▸ **Problem to work on**
The full listing is to be returned exactly as given, but without pictures.

▸ **Recorded data**
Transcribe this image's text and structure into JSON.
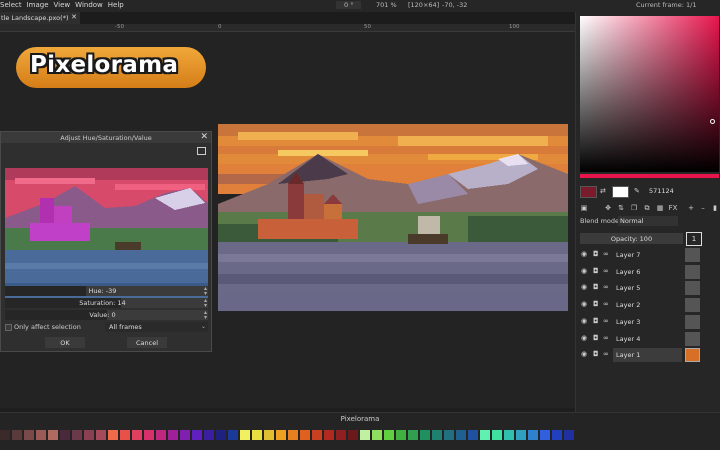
{
  "menu": [
    "Select",
    "Image",
    "View",
    "Window",
    "Help"
  ],
  "top_info": {
    "rotation": "0 °",
    "zoom": "701 %",
    "size": "[120×64]",
    "coords": "-70, -32",
    "current_frame": "Current frame: 1/1"
  },
  "tab": {
    "label": "tle Landscape.pxo(*)",
    "close": "✕"
  },
  "ruler": [
    "-50",
    "0",
    "50",
    "100"
  ],
  "logo_text": "Pixelorama",
  "dialog": {
    "title": "Adjust Hue/Saturation/Value",
    "close": "✕",
    "hue": "Hue: -39",
    "saturation": "Saturation: 14",
    "value": "Value: 0",
    "hue_level": 0.4,
    "saturation_level": 0.57,
    "value_level": 0.5,
    "only_affect_selection": "Only affect selection",
    "scope": "All frames",
    "ok": "OK",
    "cancel": "Cancel"
  },
  "bottom": {
    "title": "Pixelorama"
  },
  "palette": [
    "#3a2a2a",
    "#5a3b3b",
    "#7a4a4a",
    "#9a5a55",
    "#b06a60",
    "#4a2a3a",
    "#6b3a4a",
    "#8a4050",
    "#a54a5a",
    "#f06a4a",
    "#e8504a",
    "#e04060",
    "#d8306a",
    "#c02880",
    "#a0209a",
    "#8020b0",
    "#6020c0",
    "#3a20a0",
    "#202080",
    "#1a3a9a",
    "#f0f060",
    "#e8e040",
    "#e0c030",
    "#f0a020",
    "#e88020",
    "#e06020",
    "#c84020",
    "#b02a20",
    "#902020",
    "#6a1a1a",
    "#c0f0a0",
    "#90e060",
    "#60d040",
    "#40b040",
    "#30a050",
    "#209060",
    "#208070",
    "#207080",
    "#206090",
    "#2050a0",
    "#60f0b0",
    "#40e0a0",
    "#30c0b0",
    "#30a0c0",
    "#3080d0",
    "#3060e0",
    "#2040c0",
    "#2030a0"
  ],
  "right": {
    "primary_color": "#7a1a2a",
    "secondary_color": "#ffffff",
    "hex": "571124",
    "blend_label": "Blend mode:",
    "blend_value": "Normal",
    "opacity": "Opacity: 100",
    "frame": "1",
    "layers": [
      "Layer 7",
      "Layer 6",
      "Layer 5",
      "Layer 2",
      "Layer 3",
      "Layer 4",
      "Layer 1"
    ]
  }
}
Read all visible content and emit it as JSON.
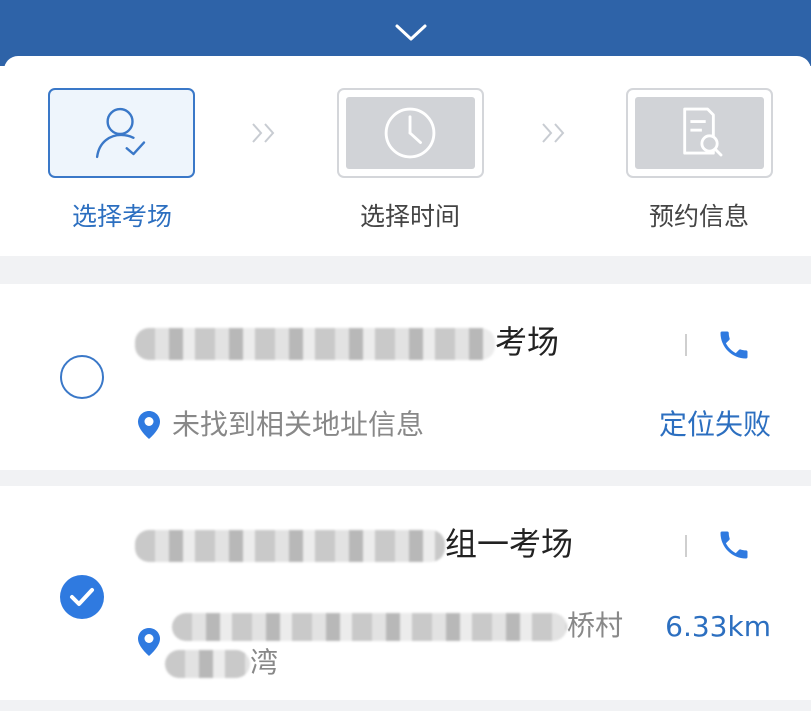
{
  "colors": {
    "brand": "#2e63a8",
    "accent": "#2f7ae0",
    "inactive_step": "#d1d3d7"
  },
  "header": {
    "collapse_icon": "chevron-down-icon"
  },
  "steps": [
    {
      "label": "选择考场",
      "icon": "user-check-icon",
      "state": "active"
    },
    {
      "label": "选择时间",
      "icon": "clock-icon",
      "state": "inactive"
    },
    {
      "label": "预约信息",
      "icon": "document-search-icon",
      "state": "inactive"
    }
  ],
  "venues": [
    {
      "name_suffix": "考场",
      "selected": false,
      "address": "未找到相关地址信息",
      "status": "定位失败",
      "phone_icon": "phone-icon"
    },
    {
      "name_suffix": "组一考场",
      "selected": true,
      "address_tail": "桥村",
      "address_line2_tail": "湾",
      "status": "6.33km",
      "phone_icon": "phone-icon"
    }
  ]
}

▸ **Solution**
Transcribe this image's text and structure into JSON.
{
  "menu": [
    "Select",
    "Image",
    "View",
    "Window",
    "Help"
  ],
  "top_info": {
    "rotation": "0 °",
    "zoom": "701 %",
    "size": "[120×64]",
    "coords": "-70, -32",
    "current_frame": "Current frame: 1/1"
  },
  "tab": {
    "label": "tle Landscape.pxo(*)",
    "close": "✕"
  },
  "ruler": [
    "-50",
    "0",
    "50",
    "100"
  ],
  "logo_text": "Pixelorama",
  "dialog": {
    "title": "Adjust Hue/Saturation/Value",
    "close": "✕",
    "hue": "Hue: -39",
    "saturation": "Saturation: 14",
    "value": "Value: 0",
    "hue_level": 0.4,
    "saturation_level": 0.57,
    "value_level": 0.5,
    "only_affect_selection": "Only affect selection",
    "scope": "All frames",
    "ok": "OK",
    "cancel": "Cancel"
  },
  "bottom": {
    "title": "Pixelorama"
  },
  "palette": [
    "#3a2a2a",
    "#5a3b3b",
    "#7a4a4a",
    "#9a5a55",
    "#b06a60",
    "#4a2a3a",
    "#6b3a4a",
    "#8a4050",
    "#a54a5a",
    "#f06a4a",
    "#e8504a",
    "#e04060",
    "#d8306a",
    "#c02880",
    "#a0209a",
    "#8020b0",
    "#6020c0",
    "#3a20a0",
    "#202080",
    "#1a3a9a",
    "#f0f060",
    "#e8e040",
    "#e0c030",
    "#f0a020",
    "#e88020",
    "#e06020",
    "#c84020",
    "#b02a20",
    "#902020",
    "#6a1a1a",
    "#c0f0a0",
    "#90e060",
    "#60d040",
    "#40b040",
    "#30a050",
    "#209060",
    "#208070",
    "#207080",
    "#206090",
    "#2050a0",
    "#60f0b0",
    "#40e0a0",
    "#30c0b0",
    "#30a0c0",
    "#3080d0",
    "#3060e0",
    "#2040c0",
    "#2030a0"
  ],
  "right": {
    "primary_color": "#7a1a2a",
    "secondary_color": "#ffffff",
    "hex": "571124",
    "blend_label": "Blend mode:",
    "blend_value": "Normal",
    "opacity": "Opacity: 100",
    "frame": "1",
    "layers": [
      "Layer 7",
      "Layer 6",
      "Layer 5",
      "Layer 2",
      "Layer 3",
      "Layer 4",
      "Layer 1"
    ]
  }
}
Read all visible content and emit it as JSON.
{
  "colors": {
    "brand": "#2e63a8",
    "accent": "#2f7ae0",
    "inactive_step": "#d1d3d7"
  },
  "header": {
    "collapse_icon": "chevron-down-icon"
  },
  "steps": [
    {
      "label": "选择考场",
      "icon": "user-check-icon",
      "state": "active"
    },
    {
      "label": "选择时间",
      "icon": "clock-icon",
      "state": "inactive"
    },
    {
      "label": "预约信息",
      "icon": "document-search-icon",
      "state": "inactive"
    }
  ],
  "venues": [
    {
      "name_suffix": "考场",
      "selected": false,
      "address": "未找到相关地址信息",
      "status": "定位失败",
      "phone_icon": "phone-icon"
    },
    {
      "name_suffix": "组一考场",
      "selected": true,
      "address_tail": "桥村",
      "address_line2_tail": "湾",
      "status": "6.33km",
      "phone_icon": "phone-icon"
    }
  ]
}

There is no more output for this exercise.